- [What this task involves]: Look through the records and copy each line with the string "amount" in it.
════════
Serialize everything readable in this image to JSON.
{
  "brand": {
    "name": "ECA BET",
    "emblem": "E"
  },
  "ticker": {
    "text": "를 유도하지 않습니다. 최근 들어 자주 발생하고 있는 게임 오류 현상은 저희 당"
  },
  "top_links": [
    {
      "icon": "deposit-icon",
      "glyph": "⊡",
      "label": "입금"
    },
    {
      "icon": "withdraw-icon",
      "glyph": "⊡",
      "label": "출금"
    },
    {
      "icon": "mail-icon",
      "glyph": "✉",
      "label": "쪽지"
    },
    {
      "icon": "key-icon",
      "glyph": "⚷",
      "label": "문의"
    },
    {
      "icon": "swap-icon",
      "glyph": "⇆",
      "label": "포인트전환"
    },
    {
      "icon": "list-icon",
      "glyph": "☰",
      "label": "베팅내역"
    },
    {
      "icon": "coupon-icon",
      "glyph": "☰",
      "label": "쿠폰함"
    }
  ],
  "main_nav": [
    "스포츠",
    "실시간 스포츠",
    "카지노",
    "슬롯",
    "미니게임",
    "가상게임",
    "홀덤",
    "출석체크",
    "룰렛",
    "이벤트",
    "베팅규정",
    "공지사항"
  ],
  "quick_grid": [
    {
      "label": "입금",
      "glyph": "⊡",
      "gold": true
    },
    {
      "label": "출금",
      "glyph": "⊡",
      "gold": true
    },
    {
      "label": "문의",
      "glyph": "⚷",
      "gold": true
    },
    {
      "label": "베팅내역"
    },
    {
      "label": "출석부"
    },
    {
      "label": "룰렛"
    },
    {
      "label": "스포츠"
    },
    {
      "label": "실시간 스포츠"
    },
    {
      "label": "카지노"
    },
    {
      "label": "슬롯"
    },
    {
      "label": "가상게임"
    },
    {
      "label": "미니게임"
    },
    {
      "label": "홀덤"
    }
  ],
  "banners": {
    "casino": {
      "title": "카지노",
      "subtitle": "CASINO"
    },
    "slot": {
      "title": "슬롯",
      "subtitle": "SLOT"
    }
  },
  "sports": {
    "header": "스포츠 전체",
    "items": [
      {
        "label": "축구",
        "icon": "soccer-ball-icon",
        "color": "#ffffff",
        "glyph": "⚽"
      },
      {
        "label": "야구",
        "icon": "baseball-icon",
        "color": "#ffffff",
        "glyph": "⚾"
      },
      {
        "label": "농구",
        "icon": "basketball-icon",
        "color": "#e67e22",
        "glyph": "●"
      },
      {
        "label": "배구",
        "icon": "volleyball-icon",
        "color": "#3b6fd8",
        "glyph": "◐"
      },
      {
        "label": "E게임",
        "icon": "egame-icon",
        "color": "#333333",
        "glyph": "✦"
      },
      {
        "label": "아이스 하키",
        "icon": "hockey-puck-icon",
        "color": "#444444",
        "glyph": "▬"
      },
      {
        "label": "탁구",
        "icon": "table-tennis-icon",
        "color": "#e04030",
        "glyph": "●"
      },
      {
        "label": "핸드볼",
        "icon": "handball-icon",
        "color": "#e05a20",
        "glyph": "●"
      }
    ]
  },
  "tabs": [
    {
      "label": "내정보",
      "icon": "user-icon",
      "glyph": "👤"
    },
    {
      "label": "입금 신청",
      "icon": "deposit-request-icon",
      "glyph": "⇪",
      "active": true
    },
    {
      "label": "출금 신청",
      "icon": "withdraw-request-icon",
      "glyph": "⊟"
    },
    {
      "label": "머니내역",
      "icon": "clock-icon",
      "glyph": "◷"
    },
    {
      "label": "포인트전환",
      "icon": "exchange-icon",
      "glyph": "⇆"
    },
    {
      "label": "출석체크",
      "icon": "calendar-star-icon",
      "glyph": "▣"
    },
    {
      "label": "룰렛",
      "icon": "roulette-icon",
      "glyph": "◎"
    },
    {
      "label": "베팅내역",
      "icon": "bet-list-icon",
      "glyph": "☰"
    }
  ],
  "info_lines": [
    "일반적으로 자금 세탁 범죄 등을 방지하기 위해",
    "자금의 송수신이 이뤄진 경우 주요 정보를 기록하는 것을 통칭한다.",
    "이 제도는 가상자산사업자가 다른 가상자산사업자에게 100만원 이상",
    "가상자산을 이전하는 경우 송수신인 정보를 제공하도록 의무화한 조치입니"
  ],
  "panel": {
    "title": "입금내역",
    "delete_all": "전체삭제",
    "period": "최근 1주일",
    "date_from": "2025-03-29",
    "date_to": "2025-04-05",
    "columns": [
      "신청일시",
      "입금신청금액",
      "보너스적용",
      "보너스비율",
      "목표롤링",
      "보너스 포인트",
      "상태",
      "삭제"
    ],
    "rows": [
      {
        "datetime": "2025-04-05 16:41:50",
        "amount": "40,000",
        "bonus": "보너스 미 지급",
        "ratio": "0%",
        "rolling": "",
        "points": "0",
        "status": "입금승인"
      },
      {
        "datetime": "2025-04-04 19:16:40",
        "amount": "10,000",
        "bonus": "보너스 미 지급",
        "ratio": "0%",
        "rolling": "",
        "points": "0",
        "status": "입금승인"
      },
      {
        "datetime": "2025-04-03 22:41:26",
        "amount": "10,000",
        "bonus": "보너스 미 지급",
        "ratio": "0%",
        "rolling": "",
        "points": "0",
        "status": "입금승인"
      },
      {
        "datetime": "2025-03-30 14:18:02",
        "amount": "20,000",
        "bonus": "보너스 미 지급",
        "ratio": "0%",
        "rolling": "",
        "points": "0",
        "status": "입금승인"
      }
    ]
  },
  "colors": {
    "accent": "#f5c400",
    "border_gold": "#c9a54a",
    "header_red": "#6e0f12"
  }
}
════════
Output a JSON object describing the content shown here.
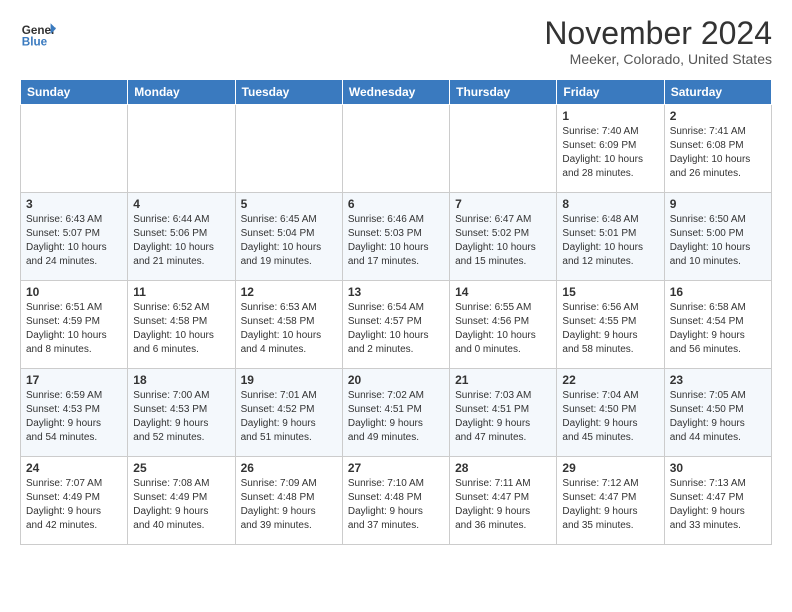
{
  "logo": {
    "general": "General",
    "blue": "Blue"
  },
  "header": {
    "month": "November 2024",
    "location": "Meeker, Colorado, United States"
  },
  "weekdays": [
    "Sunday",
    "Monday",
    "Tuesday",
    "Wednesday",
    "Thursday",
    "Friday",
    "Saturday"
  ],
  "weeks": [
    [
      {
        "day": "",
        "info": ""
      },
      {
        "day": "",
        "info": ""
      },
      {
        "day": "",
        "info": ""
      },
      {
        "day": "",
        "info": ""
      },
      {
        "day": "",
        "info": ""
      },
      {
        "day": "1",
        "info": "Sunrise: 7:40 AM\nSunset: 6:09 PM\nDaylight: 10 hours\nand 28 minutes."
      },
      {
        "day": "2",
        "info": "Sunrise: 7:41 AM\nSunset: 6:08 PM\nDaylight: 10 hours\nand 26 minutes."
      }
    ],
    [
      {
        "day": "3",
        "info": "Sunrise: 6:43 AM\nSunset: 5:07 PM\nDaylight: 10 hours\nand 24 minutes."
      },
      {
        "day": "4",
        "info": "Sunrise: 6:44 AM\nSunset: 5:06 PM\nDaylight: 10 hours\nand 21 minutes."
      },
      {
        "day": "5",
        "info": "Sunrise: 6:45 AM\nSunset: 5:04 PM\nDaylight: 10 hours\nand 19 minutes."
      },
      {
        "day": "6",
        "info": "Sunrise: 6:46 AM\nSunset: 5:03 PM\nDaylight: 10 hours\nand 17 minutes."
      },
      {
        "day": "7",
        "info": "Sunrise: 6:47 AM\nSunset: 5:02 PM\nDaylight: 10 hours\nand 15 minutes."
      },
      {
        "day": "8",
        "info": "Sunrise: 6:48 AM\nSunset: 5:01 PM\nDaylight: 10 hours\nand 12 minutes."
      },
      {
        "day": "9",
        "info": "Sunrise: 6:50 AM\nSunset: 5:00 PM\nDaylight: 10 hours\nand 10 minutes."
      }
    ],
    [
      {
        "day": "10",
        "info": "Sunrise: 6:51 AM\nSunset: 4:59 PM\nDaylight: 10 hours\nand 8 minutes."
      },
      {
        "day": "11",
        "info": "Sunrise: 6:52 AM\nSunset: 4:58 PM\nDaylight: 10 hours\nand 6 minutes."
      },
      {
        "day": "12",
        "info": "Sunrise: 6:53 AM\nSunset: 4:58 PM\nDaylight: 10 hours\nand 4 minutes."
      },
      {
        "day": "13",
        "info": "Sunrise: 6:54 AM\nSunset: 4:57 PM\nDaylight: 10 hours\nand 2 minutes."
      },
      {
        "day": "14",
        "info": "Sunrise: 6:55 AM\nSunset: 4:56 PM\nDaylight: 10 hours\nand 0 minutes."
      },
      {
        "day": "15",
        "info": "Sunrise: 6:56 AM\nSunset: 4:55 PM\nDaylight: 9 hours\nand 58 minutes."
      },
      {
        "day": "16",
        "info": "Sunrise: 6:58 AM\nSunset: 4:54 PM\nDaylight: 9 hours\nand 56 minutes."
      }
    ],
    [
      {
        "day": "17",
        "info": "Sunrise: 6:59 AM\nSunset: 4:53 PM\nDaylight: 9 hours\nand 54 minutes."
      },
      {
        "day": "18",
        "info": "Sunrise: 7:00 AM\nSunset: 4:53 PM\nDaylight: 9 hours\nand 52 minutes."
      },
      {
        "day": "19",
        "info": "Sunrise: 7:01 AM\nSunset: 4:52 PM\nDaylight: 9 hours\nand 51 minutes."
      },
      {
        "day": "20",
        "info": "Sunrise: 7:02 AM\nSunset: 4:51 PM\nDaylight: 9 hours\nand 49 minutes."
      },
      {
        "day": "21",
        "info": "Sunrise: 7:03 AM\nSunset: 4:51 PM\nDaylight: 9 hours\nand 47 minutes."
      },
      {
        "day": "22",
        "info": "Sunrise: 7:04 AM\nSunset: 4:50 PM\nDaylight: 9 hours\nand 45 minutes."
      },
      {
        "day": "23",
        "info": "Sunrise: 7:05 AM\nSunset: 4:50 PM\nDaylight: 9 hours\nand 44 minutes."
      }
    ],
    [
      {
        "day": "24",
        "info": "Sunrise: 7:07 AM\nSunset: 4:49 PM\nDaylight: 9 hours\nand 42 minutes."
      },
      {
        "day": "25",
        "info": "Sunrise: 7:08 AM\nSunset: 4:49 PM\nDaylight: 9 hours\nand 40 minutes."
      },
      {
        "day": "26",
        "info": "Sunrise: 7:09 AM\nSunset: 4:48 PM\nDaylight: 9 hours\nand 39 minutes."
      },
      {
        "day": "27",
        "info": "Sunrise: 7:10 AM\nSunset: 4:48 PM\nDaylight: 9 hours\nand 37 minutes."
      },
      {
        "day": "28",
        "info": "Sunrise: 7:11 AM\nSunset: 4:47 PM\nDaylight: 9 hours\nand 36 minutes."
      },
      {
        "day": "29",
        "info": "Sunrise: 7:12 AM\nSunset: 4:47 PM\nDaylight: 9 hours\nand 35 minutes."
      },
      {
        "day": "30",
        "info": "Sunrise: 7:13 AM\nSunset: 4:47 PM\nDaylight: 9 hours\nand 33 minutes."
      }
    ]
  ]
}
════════
- [Answer box]:
        "amount": "40,000",
        "amount": "10,000",
        "amount": "10,000",
        "amount": "20,000",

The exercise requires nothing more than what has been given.